# TASK DETAILS
Word for word, repeat all of the entries.
---------- DATA
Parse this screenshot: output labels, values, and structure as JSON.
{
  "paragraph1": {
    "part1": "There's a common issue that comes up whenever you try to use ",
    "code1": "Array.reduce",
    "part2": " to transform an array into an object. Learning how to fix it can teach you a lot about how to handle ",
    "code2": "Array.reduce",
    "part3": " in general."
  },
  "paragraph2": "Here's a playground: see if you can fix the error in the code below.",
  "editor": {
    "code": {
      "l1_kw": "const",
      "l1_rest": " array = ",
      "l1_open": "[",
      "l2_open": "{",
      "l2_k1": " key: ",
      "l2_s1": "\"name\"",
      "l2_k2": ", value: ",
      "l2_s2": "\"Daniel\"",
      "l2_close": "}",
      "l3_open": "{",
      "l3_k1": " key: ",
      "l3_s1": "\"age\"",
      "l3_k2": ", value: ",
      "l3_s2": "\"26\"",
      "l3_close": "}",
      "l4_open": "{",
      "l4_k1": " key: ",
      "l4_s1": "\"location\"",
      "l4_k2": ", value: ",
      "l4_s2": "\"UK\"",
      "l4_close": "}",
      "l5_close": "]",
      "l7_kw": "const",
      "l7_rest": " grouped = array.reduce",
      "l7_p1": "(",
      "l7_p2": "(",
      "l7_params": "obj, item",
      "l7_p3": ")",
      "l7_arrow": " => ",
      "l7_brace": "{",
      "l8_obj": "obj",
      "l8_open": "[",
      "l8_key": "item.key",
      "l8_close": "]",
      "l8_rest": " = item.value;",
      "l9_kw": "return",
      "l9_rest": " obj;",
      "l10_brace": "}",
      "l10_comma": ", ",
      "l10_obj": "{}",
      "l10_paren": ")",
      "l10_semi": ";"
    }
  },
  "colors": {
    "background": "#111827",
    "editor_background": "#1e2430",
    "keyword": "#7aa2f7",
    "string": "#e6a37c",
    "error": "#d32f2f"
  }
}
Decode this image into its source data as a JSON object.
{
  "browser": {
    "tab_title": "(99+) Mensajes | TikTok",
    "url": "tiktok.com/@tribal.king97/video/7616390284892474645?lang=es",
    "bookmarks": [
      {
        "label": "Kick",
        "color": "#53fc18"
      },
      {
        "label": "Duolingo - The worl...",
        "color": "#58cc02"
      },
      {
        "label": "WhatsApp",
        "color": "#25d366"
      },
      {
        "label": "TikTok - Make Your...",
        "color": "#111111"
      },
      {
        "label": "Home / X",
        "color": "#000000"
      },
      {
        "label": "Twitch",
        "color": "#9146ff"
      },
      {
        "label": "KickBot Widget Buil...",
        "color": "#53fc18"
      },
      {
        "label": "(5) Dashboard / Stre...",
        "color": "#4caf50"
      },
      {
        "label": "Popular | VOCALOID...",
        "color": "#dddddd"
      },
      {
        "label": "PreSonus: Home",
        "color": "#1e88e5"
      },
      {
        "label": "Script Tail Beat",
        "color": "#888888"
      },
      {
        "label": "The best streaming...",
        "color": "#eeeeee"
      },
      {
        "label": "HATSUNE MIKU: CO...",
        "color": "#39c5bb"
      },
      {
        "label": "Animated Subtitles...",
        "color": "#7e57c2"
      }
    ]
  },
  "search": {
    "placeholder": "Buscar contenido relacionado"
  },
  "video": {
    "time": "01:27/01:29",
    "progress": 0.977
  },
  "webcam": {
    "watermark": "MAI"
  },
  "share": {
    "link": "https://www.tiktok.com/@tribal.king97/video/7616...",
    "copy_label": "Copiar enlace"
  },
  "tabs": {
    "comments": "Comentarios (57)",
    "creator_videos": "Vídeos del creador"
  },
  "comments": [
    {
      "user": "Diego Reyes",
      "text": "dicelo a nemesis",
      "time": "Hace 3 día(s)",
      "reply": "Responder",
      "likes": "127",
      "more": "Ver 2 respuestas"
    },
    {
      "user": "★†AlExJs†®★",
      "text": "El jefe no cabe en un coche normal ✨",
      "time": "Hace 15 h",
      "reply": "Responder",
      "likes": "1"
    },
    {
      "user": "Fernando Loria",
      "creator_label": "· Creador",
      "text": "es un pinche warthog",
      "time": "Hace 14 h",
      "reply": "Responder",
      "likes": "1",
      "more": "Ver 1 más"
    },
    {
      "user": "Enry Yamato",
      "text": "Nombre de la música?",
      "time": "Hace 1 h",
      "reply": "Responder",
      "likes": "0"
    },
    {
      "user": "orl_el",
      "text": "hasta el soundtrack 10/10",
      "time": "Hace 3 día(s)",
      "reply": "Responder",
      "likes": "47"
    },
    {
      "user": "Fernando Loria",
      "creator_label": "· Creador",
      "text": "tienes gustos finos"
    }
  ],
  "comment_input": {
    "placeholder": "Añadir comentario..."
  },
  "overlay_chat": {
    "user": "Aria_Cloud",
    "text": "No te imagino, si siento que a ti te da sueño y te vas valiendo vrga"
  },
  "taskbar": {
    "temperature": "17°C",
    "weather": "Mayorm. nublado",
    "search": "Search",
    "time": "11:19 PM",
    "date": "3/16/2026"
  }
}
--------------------
# RESULT
Parse this screenshot: output labels, values, and structure as JSON.
{
  "paragraph1": {
    "part1": "There's a common issue that comes up whenever you try to use ",
    "code1": "Array.reduce",
    "part2": " to transform an array into an object. Learning how to fix it can teach you a lot about how to handle ",
    "code2": "Array.reduce",
    "part3": " in general."
  },
  "paragraph2": "Here's a playground: see if you can fix the error in the code below.",
  "editor": {
    "code": {
      "l1_kw": "const",
      "l1_rest": " array = ",
      "l1_open": "[",
      "l2_open": "{",
      "l2_k1": " key: ",
      "l2_s1": "\"name\"",
      "l2_k2": ", value: ",
      "l2_s2": "\"Daniel\"",
      "l2_close": "}",
      "l3_open": "{",
      "l3_k1": " key: ",
      "l3_s1": "\"age\"",
      "l3_k2": ", value: ",
      "l3_s2": "\"26\"",
      "l3_close": "}",
      "l4_open": "{",
      "l4_k1": " key: ",
      "l4_s1": "\"location\"",
      "l4_k2": ", value: ",
      "l4_s2": "\"UK\"",
      "l4_close": "}",
      "l5_close": "]",
      "l7_kw": "const",
      "l7_rest": " grouped = array.reduce",
      "l7_p1": "(",
      "l7_p2": "(",
      "l7_params": "obj, item",
      "l7_p3": ")",
      "l7_arrow": " => ",
      "l7_brace": "{",
      "l8_obj": "obj",
      "l8_open": "[",
      "l8_key": "item.key",
      "l8_close": "]",
      "l8_rest": " = item.value;",
      "l9_kw": "return",
      "l9_rest": " obj;",
      "l10_brace": "}",
      "l10_comma": ", ",
      "l10_obj": "{}",
      "l10_paren": ")",
      "l10_semi": ";"
    }
  },
  "colors": {
    "background": "#111827",
    "editor_background": "#1e2430",
    "keyword": "#7aa2f7",
    "string": "#e6a37c",
    "error": "#d32f2f"
  }
}
Decode this image into its source data as a JSON object.
{
  "browser": {
    "tab_title": "(99+) Mensajes | TikTok",
    "url": "tiktok.com/@tribal.king97/video/7616390284892474645?lang=es",
    "bookmarks": [
      {
        "label": "Kick",
        "color": "#53fc18"
      },
      {
        "label": "Duolingo - The worl...",
        "color": "#58cc02"
      },
      {
        "label": "WhatsApp",
        "color": "#25d366"
      },
      {
        "label": "TikTok - Make Your...",
        "color": "#111111"
      },
      {
        "label": "Home / X",
        "color": "#000000"
      },
      {
        "label": "Twitch",
        "color": "#9146ff"
      },
      {
        "label": "KickBot Widget Buil...",
        "color": "#53fc18"
      },
      {
        "label": "(5) Dashboard / Stre...",
        "color": "#4caf50"
      },
      {
        "label": "Popular | VOCALOID...",
        "color": "#dddddd"
      },
      {
        "label": "PreSonus: Home",
        "color": "#1e88e5"
      },
      {
        "label": "Script Tail Beat",
        "color": "#888888"
      },
      {
        "label": "The best streaming...",
        "color": "#eeeeee"
      },
      {
        "label": "HATSUNE MIKU: CO...",
        "color": "#39c5bb"
      },
      {
        "label": "Animated Subtitles...",
        "color": "#7e57c2"
      }
    ]
  },
  "search": {
    "placeholder": "Buscar contenido relacionado"
  },
  "video": {
    "time": "01:27/01:29",
    "progress": 0.977
  },
  "webcam": {
    "watermark": "MAI"
  },
  "share": {
    "link": "https://www.tiktok.com/@tribal.king97/video/7616...",
    "copy_label": "Copiar enlace"
  },
  "tabs": {
    "comments": "Comentarios (57)",
    "creator_videos": "Vídeos del creador"
  },
  "comments": [
    {
      "user": "Diego Reyes",
      "text": "dicelo a nemesis",
      "time": "Hace 3 día(s)",
      "reply": "Responder",
      "likes": "127",
      "more": "Ver 2 respuestas"
    },
    {
      "user": "★†AlExJs†®★",
      "text": "El jefe no cabe en un coche normal ✨",
      "time": "Hace 15 h",
      "reply": "Responder",
      "likes": "1"
    },
    {
      "user": "Fernando Loria",
      "creator_label": "· Creador",
      "text": "es un pinche warthog",
      "time": "Hace 14 h",
      "reply": "Responder",
      "likes": "1",
      "more": "Ver 1 más"
    },
    {
      "user": "Enry Yamato",
      "text": "Nombre de la música?",
      "time": "Hace 1 h",
      "reply": "Responder",
      "likes": "0"
    },
    {
      "user": "orl_el",
      "text": "hasta el soundtrack 10/10",
      "time": "Hace 3 día(s)",
      "reply": "Responder",
      "likes": "47"
    },
    {
      "user": "Fernando Loria",
      "creator_label": "· Creador",
      "text": "tienes gustos finos"
    }
  ],
  "comment_input": {
    "placeholder": "Añadir comentario..."
  },
  "overlay_chat": {
    "user": "Aria_Cloud",
    "text": "No te imagino, si siento que a ti te da sueño y te vas valiendo vrga"
  },
  "taskbar": {
    "temperature": "17°C",
    "weather": "Mayorm. nublado",
    "search": "Search",
    "time": "11:19 PM",
    "date": "3/16/2026"
  }
}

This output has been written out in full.